2019 boys track season previewPosted by Marc Allard, Sports Information Director on 4/28/2019
2019 Preview: Big turnout, few meets
A plus and a minus.
That’s how Woodstock Academy boys track and field coach Pete Lusa looks at the Centaurs ascension into Division I of the Eastern Connecticut Conference this season.
“We only have three dual meets because there are only four of us (teams in the division) so unless we try to start scheduling some other people in there, we get a lot of training and a little competition which may be a good model for some of these kids to not be going, going, going, and needling an injury,” Lusa said. “Get them trained down and then, trained back up for the next competition.”
Lusa said it also doesn’t concern him that it will be too little in the way of competition as the Centaurs will also intersperse a couple of invitational meets. They will travel to the Ledyard Relays at the end of April and to the Middletown Invitational at the beginning of May.
“Those are a chance for the kids to go against good competition,” Lusa said.
Lusa, in an early practice, was excited about the turnout.
He had to two pages of names that he was trying to muddle through.
“We’ve got some good, strong, returning veterans and some new kids with enthusiasm. They’re not tested yet, but it’s that raw energy and enthusiasm that I like,” he said.
Woodstock Academy finished with a 1-5 overall record and a 1-4 mark in ECC Division II last season.
Gone from that team are weight man Mark Dumas; sprinter and middle distance runner Natanael Colon and hurdler Dan Crème.
But Lusa, in his eighth season of coaching, will have seniors to work with.
Distance runner Kenneth Birlin returns as does Andrew Roy (discus, shotput); Danylo Ntamwemizi (shotput, discus, javelin) and Connor Starr (shotput, discus, javelin).
“It’s sad because this team has become another family for me. I don’t know if I will really be able to say goodbye. I think I’m going to hang around next year and try to help out,” Birlin said.
Nathan Craig (hurdles, long and triple jump); Ben Green (sprints, middle distance); and Thomas Waldon (shotput, discus, javelin) will be the key juniors for the Centaurs.
The sophomores will be well represented with Ethan Aspiras (1,600, 3,200-meter); Tyler Barrett (1,600, 3,200, 800, 400); Eric Phongsa (sprints, hurdles); Jackson Dias (400, 800, 1,600, pole vault); Dylan Ponkala (long jump, high jump, pole vault); Jeremy Romano (shotput, discus, javelin); Noah Salsich (800, 1,600, 3,200) and Adam Schimmelpfennig (sprints, hurdles, pole vault) all expected to contribute.
“It’s a really big team and it’s diverse,” Birlin said. “There are people from every grade. We’re going to have a strong team this year and for the next few years.”
Birlin also realizes that it will not be easy competing against the likes of Norwich Free Academy, East Lyme and Fitch, but he, like Lusa, likes the idea of less dual meets for the most part.

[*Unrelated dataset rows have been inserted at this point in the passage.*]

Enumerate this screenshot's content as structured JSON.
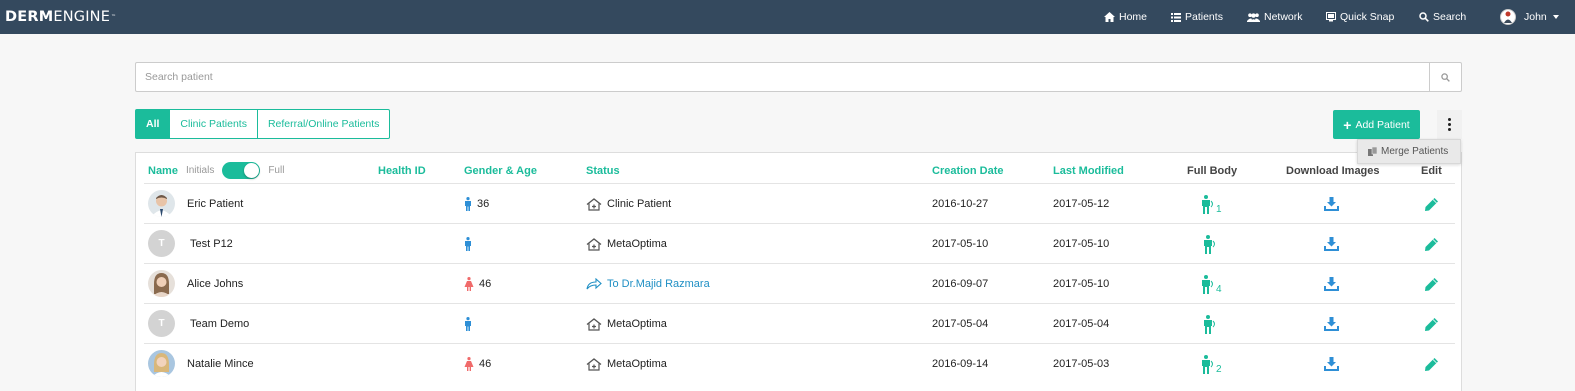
{
  "navbar": {
    "logo_bold": "DERM",
    "logo_light": "ENGINE",
    "logo_tm": "™",
    "items": [
      {
        "label": "Home",
        "icon": "home-icon"
      },
      {
        "label": "Patients",
        "icon": "list-icon"
      },
      {
        "label": "Network",
        "icon": "users-icon"
      },
      {
        "label": "Quick Snap",
        "icon": "camera-icon"
      },
      {
        "label": "Search",
        "icon": "search-icon"
      }
    ],
    "user": {
      "name": "John",
      "icon": "user-avatar-icon"
    }
  },
  "search": {
    "placeholder": "Search patient",
    "value": "",
    "icon": "search-icon"
  },
  "filters": [
    {
      "label": "All",
      "active": true
    },
    {
      "label": "Clinic Patients",
      "active": false
    },
    {
      "label": "Referral/Online Patients",
      "active": false
    }
  ],
  "add_patient_label": "Add Patient",
  "menu": {
    "merge_label": "Merge Patients",
    "icon": "merge-icon"
  },
  "table": {
    "columns": {
      "name": "Name",
      "toggle_initials": "Initials",
      "toggle_full": "Full",
      "health_id": "Health ID",
      "gender_age": "Gender & Age",
      "status": "Status",
      "creation_date": "Creation Date",
      "last_modified": "Last Modified",
      "full_body": "Full Body",
      "download_images": "Download Images",
      "edit": "Edit"
    },
    "name_toggle_state": "Full",
    "rows": [
      {
        "avatar": "photo",
        "initial": "",
        "name": "Eric Patient",
        "health_id": "",
        "gender": "male",
        "age": "36",
        "status_type": "clinic",
        "status": "Clinic Patient",
        "creation_date": "2016-10-27",
        "last_modified": "2017-05-12",
        "full_body_count": "1"
      },
      {
        "avatar": "letter",
        "initial": "T",
        "name": "Test P12",
        "health_id": "",
        "gender": "male",
        "age": "",
        "status_type": "clinic",
        "status": "MetaOptima",
        "creation_date": "2017-05-10",
        "last_modified": "2017-05-10",
        "full_body_count": ""
      },
      {
        "avatar": "photo",
        "initial": "",
        "name": "Alice Johns",
        "health_id": "",
        "gender": "female",
        "age": "46",
        "status_type": "referral",
        "status": "To Dr.Majid Razmara",
        "creation_date": "2016-09-07",
        "last_modified": "2017-05-10",
        "full_body_count": "4"
      },
      {
        "avatar": "letter",
        "initial": "T",
        "name": "Team Demo",
        "health_id": "",
        "gender": "male",
        "age": "",
        "status_type": "clinic",
        "status": "MetaOptima",
        "creation_date": "2017-05-04",
        "last_modified": "2017-05-04",
        "full_body_count": ""
      },
      {
        "avatar": "photo",
        "initial": "",
        "name": "Natalie Mince",
        "health_id": "",
        "gender": "female",
        "age": "46",
        "status_type": "clinic",
        "status": "MetaOptima",
        "creation_date": "2016-09-14",
        "last_modified": "2017-05-03",
        "full_body_count": "2"
      }
    ]
  },
  "colors": {
    "navbar": "#34495e",
    "accent": "#1bbc9b",
    "male": "#2e8fd6",
    "female": "#f06a6a",
    "link": "#1f8fc4"
  }
}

“We’re going to get to train a little more which is good,” Birlin said. “I like it because you can get stronger, but there are less chances to, if you want to run an 800-meter for example, to run it and gauge how do I run it better next time. In practice, you are not just going to be running 800’s, you are going to be doing other workouts.”
The team does have a strong returning group from indoor track and also got a hand from cross-country which is why Lusa feels he has a strong group of distance runners.

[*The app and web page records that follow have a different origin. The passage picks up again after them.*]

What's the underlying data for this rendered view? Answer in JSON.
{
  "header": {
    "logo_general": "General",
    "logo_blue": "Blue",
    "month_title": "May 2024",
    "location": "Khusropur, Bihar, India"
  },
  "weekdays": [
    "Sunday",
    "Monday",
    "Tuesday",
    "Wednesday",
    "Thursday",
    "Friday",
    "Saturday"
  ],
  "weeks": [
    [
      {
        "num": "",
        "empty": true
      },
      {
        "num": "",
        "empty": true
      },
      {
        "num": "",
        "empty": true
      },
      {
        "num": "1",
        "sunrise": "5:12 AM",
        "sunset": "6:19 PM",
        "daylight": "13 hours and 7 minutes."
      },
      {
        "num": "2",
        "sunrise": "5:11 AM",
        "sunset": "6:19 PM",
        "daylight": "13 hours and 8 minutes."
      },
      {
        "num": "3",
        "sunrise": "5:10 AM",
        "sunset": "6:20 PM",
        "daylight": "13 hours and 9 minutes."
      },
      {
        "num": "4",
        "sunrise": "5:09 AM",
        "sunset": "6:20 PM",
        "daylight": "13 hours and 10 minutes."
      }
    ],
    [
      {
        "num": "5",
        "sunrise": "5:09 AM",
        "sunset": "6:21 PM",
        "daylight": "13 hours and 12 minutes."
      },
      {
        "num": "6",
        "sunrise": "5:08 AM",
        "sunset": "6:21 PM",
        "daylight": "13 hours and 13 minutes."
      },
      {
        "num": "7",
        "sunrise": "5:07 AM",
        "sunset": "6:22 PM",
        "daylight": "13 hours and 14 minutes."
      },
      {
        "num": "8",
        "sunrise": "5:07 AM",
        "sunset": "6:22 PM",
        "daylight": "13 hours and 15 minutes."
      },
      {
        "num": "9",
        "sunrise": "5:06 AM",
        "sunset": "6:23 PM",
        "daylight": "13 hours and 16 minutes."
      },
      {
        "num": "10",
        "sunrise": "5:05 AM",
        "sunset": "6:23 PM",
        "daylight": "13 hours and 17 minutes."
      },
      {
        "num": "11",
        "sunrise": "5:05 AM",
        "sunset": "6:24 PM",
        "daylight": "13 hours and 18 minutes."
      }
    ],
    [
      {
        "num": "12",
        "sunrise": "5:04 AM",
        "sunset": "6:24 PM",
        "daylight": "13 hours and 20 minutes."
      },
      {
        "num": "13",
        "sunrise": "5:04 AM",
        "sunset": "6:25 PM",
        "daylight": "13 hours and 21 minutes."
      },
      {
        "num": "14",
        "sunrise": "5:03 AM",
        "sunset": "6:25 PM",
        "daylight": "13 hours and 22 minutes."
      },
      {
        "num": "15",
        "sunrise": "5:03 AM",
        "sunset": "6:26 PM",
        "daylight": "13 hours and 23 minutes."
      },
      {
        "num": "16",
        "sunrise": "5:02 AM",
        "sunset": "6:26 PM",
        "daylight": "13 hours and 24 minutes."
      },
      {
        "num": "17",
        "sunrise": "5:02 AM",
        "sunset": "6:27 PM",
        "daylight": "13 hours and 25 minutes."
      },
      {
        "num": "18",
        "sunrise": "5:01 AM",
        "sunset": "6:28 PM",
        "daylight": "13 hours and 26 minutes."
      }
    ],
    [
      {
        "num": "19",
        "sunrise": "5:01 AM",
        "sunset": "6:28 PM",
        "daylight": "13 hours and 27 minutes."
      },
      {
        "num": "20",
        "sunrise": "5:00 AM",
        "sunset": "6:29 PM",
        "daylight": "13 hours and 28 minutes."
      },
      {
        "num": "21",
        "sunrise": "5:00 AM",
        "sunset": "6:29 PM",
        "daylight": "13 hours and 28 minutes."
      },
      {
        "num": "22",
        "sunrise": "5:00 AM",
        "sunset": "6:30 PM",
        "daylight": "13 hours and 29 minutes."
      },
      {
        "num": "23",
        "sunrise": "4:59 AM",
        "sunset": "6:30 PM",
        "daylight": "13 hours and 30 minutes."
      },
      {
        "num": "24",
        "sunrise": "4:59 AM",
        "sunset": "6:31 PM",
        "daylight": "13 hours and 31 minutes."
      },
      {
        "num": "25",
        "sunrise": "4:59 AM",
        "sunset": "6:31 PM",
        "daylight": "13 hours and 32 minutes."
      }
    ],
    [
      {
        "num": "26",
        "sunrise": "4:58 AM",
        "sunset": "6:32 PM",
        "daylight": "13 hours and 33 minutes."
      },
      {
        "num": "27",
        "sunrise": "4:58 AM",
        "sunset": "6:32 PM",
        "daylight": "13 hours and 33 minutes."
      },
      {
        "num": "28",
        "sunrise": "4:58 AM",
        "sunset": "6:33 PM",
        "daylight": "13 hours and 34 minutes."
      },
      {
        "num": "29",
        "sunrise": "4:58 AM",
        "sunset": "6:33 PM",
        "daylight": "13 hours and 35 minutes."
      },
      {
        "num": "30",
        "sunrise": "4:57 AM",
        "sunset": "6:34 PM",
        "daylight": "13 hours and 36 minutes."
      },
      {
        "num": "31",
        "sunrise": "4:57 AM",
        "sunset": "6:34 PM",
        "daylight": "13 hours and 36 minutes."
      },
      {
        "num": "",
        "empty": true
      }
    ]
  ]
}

“There is a good carry over from indoor and Josh Welch ran a good indoor program so that the athletes have kind of got it engrained, ‘Here’s what the expectations are. Here’s how we act.’ The new kids are kind of looking around and figuring out that this is what we do. It will become a culture and I’m enthused about that,” Lusa said.
Lusa feels the field events should garner some points for the Centaurs and the sprinter/hurdle crew is also pretty deep.
“I think we’re poised to have an excellent season in the ECC and at states, but we will always be going against better opponents. The kids who are looking to advance, will always have people to chase. If we were going against Division IV teams and clobbering them, the kids wouldn’t have to try as hard and they would still be getting the accolades and that’s not good for them either,” Lusa said.